Al stiffened, feeling blood flood his cheeks in a happy rush at the thought of Winry. Puppies dying, he thought frantically. Flowers wilting. Rotten candy. “Well, y-yeah,” he said in his best noncommittal tone. “But Winry can wait. If you’re really sick, brother–"
“I’m *fine,* Al.” Ed had to reach up on his toes to ruffle his hair, but he managed anyway–and did it with that older-sibling flair that Al, even with a good five inches on him, couldn’t quite manage.
He didn’t know what it was about older siblings, Al thought as Ed trudged away from him, the red smudge of his body disappearing into the train station. How they always managed to make you feel older one second, and then like the youngest kid in the world the next. It was a mystery more powerful than any of Ed’s best transmutations, and gave him ten times more energy.

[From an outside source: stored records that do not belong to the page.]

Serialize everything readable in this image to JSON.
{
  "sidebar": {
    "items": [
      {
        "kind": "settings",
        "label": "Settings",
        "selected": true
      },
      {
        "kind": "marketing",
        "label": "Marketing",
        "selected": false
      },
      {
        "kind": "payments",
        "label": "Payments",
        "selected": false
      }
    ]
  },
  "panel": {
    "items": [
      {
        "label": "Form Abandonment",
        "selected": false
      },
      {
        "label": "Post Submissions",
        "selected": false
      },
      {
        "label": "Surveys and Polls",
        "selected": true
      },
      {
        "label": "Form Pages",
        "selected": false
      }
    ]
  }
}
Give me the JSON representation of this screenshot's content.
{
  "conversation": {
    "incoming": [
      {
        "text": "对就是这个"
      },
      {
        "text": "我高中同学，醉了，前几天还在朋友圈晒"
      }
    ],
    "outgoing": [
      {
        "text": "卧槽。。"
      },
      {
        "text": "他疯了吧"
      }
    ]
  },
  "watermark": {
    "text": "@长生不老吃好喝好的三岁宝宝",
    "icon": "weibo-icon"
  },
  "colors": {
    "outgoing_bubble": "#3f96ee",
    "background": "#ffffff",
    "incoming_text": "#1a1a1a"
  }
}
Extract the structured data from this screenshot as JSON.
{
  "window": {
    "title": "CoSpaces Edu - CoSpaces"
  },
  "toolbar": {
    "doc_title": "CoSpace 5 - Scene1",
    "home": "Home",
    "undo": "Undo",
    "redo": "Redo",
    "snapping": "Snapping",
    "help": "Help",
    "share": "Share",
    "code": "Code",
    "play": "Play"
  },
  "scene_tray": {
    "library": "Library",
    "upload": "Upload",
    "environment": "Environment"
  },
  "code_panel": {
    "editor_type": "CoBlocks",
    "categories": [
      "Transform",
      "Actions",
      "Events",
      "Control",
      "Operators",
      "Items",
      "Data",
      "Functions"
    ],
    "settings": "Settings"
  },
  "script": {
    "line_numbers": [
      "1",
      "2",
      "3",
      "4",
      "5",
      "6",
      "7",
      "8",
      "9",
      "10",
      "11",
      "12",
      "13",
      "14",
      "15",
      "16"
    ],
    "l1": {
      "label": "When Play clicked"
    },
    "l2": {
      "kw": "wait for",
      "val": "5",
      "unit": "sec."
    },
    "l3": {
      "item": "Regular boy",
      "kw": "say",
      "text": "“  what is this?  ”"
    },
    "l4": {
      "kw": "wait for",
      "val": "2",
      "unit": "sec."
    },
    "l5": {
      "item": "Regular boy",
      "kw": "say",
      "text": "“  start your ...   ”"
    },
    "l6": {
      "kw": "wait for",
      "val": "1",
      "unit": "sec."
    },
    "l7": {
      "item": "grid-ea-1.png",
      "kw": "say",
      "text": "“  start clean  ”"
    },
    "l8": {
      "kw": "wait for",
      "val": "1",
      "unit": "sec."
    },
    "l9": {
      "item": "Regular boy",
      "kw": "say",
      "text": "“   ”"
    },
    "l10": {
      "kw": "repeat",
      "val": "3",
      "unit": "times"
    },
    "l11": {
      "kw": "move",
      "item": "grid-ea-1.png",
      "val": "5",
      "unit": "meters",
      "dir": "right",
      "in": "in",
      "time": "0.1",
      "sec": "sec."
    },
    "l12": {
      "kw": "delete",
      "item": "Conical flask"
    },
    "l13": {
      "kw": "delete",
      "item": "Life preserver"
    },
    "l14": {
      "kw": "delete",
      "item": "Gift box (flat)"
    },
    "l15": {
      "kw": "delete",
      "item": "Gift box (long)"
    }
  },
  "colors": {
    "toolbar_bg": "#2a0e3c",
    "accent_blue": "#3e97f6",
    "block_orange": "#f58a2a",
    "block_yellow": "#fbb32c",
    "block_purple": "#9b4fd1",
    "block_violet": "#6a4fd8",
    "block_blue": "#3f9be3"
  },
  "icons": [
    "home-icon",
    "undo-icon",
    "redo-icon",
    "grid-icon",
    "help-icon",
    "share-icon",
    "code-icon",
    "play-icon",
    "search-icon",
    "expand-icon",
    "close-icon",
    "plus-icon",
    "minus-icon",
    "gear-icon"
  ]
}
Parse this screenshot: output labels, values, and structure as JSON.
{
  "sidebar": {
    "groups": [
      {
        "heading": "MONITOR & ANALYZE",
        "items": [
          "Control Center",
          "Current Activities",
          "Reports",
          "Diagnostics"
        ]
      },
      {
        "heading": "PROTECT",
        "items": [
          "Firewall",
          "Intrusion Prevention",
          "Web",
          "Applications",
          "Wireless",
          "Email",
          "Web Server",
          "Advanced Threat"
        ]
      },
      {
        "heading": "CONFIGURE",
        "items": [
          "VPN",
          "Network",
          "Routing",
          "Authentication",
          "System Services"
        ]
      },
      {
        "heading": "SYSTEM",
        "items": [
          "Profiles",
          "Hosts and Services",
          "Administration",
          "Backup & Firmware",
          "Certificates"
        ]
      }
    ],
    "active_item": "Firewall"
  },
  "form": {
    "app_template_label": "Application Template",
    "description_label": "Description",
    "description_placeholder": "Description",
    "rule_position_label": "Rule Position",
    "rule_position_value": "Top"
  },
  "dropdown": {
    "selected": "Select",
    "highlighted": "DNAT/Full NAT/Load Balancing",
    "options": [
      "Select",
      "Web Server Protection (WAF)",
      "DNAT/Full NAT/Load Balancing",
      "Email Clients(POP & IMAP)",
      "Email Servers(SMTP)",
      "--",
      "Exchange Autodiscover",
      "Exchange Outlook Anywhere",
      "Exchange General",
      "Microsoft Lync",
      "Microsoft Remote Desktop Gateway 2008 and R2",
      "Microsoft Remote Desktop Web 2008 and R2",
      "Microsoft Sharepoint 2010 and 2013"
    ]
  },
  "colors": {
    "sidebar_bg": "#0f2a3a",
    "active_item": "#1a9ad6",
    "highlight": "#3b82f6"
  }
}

He looked down at his train tickets and finally let the goofy grin overtake his features. “Winry,” he breathed, watching his breath disappear as white fog into the rain. “Ahhh, I can’t wait to be home!” He balled up the tickets and stuffed them into his coat pocket so they wouldn’t get wet, and turned to follow Ed into the station.
He paused, though, and stopped where he was. Hovering over Ed was a taller figure, stark black against Ed’s crimson red. As he watched, the form ducked down, and Al crimsoned and looked aside before he could see Mustang kiss his brother. But he watched them out of the corner of his eye as they drew apart, and Mustang nodded his head and stepped out of the station, Ed slinking behind him to the back of the building.
A train whistle sounded, high and rumbling, from far away, and the train tracks began to shake. Al hesitated, then hurried into the train station, setting his umbrella against the side of the building.
“Um, excuse me,” he said to the dozing woman at the reception counter, and offered her a sheepish smile when she started awake. “I’m sorry to bother you, but I was wondering if I could request another ticket.”
The receptionist nodded, then lifted her hand to her mouth to cover a yawn. “Sure,” she said around it. “Didn’t your little brother just order you some round-trip tickets, though?”
Al grimaced, checking behind him automatically to make sure Ed wasn’t there and hadn’t heard that. “He’s my older brother, actually, and yes, he did, but I need to get another one for him.”
“Sure,” she said, ducking beneath the counter to get her timetables. “What do you need?”
“A ticket from Rizen Pool to Central, a week from today.” Al handed her the last of his money. “Thank you very much.”
Outside, he deposited Ed’s old ticket in the trash can and tucked his new one in his pocket, grinning to himself, snapping open his umbrella again. “Happy birthday, brother,” he murmured as Ed appeared from around the back of the station, then raised his voice over the thunder of the arriving train: “Brother! Are you ready now?”
“Yeah,” Ed said, hurrying to join him under the umbrella. He smiled up at Al with brighter eyes and a glowing face. “Well, you ready for a month with Winry and Auntie Pinako?”
“Mm-hm.” Al hoisted up their luggage and handed it over to the man leaning out of their train, extending a hand for their bags. He grinned over his shoulder at Ed. “I know you’ll have a good time.”
It would probably rain the entire week Ed was in Rizen Pool, Alphonse thought as he followed his brother into their compartment, settled down on the hard wooden seats and watched Ed sprawl his upper body over the window, leaning his face out into the rain. Just like when they were kids and played near the flooding river bank, laughing and flinging mud at each other. And then, the sun would shine in Central City.
“Happy seventeenth, brother,” he said, leaning over and giving Ed a fierce hug.